Local Markets Are Stocking Local Produce
New Seasons Market, a chain of six stores in Portland, Ore., has introduced a Pacific Village label to denote foods from Northern California, Oregon, Washington or British Columbia, and right now, as we enter winter, about half of its produce and virtually everything in its meat case carries that label.
At a time when our food travels farther than ever before, this surging interest in “eating local” is the most significant and encouraging change in the American diet. Not simply because less food shipping makes the nation less vulnerable to oil shortages, transportation disruptions or large-scale food contamination. Buying local food means tastier and fresher fare, and could be part of the dietary solution to our obese nation’s addiction to processed foods loaded with fat and sugar. Eating local supports our neighbors and keeps cash in the local economy. Eating local combats sprawl and saves oil. (A typical meal put together from long-distance ingredients uses four times the energy of the same meal put together from local ingredients, and often much more.)

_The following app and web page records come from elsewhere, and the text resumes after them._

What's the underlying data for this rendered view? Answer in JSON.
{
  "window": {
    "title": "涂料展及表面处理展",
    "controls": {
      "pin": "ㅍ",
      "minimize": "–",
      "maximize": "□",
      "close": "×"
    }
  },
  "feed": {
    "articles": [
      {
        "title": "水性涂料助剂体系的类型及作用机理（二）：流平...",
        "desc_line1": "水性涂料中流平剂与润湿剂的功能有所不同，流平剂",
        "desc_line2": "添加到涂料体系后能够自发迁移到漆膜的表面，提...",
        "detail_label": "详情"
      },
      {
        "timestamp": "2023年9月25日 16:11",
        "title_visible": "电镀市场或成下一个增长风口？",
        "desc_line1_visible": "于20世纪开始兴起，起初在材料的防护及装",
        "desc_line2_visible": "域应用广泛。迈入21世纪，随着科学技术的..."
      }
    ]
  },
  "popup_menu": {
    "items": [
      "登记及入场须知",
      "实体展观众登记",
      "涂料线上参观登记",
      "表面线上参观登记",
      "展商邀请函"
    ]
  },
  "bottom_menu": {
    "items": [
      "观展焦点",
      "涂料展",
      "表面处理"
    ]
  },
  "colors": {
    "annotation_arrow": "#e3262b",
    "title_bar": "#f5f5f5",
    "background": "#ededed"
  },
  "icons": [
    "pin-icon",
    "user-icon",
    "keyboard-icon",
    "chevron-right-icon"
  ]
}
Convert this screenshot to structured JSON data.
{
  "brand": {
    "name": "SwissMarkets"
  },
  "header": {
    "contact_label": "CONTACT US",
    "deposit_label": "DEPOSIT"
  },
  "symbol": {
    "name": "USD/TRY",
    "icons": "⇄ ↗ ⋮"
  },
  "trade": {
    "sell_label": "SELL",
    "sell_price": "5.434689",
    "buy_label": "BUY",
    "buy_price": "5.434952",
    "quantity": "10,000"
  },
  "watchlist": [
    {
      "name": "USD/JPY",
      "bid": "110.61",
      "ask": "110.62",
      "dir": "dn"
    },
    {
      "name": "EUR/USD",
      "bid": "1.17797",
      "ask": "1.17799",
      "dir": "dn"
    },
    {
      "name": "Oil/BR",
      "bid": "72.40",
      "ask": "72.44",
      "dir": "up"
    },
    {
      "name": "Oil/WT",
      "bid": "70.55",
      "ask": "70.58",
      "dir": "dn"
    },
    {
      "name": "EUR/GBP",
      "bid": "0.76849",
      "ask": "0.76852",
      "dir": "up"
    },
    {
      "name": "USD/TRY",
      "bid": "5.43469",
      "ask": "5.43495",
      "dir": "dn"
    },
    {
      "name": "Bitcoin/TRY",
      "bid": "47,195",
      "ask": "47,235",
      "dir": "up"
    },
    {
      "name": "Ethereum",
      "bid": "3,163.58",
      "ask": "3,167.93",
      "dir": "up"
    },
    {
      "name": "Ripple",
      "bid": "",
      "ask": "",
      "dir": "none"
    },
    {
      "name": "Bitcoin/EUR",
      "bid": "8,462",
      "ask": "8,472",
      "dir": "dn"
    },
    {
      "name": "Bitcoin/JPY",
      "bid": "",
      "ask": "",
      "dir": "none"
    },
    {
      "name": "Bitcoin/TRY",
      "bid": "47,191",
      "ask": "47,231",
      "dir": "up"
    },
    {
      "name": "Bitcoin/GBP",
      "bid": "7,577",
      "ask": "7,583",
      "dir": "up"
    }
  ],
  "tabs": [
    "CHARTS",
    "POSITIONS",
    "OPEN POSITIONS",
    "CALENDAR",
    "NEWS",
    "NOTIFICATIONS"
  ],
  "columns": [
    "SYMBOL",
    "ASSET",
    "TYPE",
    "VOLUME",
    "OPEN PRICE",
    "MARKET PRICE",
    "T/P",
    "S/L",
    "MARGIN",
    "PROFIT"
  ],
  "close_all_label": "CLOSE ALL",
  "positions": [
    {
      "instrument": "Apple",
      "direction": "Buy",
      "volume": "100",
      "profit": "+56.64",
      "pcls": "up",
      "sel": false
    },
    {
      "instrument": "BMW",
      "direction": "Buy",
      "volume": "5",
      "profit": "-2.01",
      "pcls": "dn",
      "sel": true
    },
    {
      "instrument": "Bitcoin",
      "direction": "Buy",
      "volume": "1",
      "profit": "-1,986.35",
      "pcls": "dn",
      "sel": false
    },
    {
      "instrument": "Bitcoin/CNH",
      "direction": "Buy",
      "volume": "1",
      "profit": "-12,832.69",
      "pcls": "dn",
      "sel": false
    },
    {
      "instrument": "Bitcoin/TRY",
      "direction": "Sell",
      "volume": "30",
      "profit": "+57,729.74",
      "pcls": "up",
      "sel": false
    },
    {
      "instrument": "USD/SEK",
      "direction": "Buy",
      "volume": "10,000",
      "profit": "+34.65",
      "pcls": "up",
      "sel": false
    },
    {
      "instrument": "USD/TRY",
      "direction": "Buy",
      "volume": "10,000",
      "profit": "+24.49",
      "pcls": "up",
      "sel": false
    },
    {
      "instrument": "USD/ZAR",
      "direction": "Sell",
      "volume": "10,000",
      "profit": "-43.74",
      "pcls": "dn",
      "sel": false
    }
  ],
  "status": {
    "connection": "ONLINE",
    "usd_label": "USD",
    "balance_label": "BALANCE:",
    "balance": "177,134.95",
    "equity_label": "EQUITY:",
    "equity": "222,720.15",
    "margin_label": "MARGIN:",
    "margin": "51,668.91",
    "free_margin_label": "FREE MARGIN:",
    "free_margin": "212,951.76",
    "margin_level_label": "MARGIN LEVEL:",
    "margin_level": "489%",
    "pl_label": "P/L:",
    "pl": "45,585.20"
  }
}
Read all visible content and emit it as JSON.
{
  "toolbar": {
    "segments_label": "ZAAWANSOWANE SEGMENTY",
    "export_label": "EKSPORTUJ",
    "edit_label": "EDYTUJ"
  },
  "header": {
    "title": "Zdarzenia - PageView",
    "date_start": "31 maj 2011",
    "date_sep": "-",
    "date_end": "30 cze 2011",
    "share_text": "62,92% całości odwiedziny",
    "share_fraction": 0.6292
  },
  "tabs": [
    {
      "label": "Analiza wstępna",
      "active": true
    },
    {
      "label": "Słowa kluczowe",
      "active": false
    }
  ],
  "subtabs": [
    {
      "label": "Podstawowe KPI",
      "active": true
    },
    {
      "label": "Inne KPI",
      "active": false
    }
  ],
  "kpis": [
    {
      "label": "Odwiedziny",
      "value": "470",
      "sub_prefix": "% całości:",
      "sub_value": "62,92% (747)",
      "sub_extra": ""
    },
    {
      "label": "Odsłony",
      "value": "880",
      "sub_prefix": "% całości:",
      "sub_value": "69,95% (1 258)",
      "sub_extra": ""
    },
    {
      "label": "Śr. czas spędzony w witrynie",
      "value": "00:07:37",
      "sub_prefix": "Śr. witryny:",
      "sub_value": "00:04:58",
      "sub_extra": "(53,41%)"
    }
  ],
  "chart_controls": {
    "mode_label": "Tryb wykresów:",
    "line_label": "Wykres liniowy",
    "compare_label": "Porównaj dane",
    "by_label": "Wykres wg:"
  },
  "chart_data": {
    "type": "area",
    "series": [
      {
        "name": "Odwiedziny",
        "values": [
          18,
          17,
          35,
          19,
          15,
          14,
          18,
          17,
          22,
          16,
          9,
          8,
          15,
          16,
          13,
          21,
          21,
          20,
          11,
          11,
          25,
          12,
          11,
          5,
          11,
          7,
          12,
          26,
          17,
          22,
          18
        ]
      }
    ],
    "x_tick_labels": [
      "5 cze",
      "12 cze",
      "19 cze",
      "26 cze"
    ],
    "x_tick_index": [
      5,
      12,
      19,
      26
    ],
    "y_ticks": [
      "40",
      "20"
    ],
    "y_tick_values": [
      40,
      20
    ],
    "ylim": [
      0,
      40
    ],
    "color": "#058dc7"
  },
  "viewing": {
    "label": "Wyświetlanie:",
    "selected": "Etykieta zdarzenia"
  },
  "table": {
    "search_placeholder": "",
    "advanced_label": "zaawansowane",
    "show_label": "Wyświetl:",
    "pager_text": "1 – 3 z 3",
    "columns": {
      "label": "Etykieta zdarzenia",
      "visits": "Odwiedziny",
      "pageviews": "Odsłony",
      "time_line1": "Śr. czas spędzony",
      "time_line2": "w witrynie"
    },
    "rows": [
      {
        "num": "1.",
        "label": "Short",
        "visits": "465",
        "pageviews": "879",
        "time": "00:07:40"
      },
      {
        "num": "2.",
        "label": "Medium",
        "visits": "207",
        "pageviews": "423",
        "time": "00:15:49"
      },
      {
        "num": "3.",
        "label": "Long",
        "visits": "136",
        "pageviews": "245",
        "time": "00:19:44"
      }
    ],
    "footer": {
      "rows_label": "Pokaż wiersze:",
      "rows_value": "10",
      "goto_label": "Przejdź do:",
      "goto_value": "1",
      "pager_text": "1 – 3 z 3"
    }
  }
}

Which raises an interesting question: When Republicans, Democrats and people of all political persuasions can agree that it’s unwise to depend on foreign oil, why haven’t we come to the same realization about something we put in our mouths?
So the next time a cynic tells you that shopping at a farm stand or lobbying your child’s school cafeteria to serve local veggies or getting your supermarket to do the same is quaint or romantic or a waste of time, just tell them that you’re doing your part for homeland security.
Brian Halweil is a senior researcher with the Worldwatch Institute and author of Eat Here: Reclaiming Homegrown Pleasures in a Global Supermarket (W.W. Norton, 2004).
Posted in accordance with Title 17, US Code, for noncommercial, educational purposes.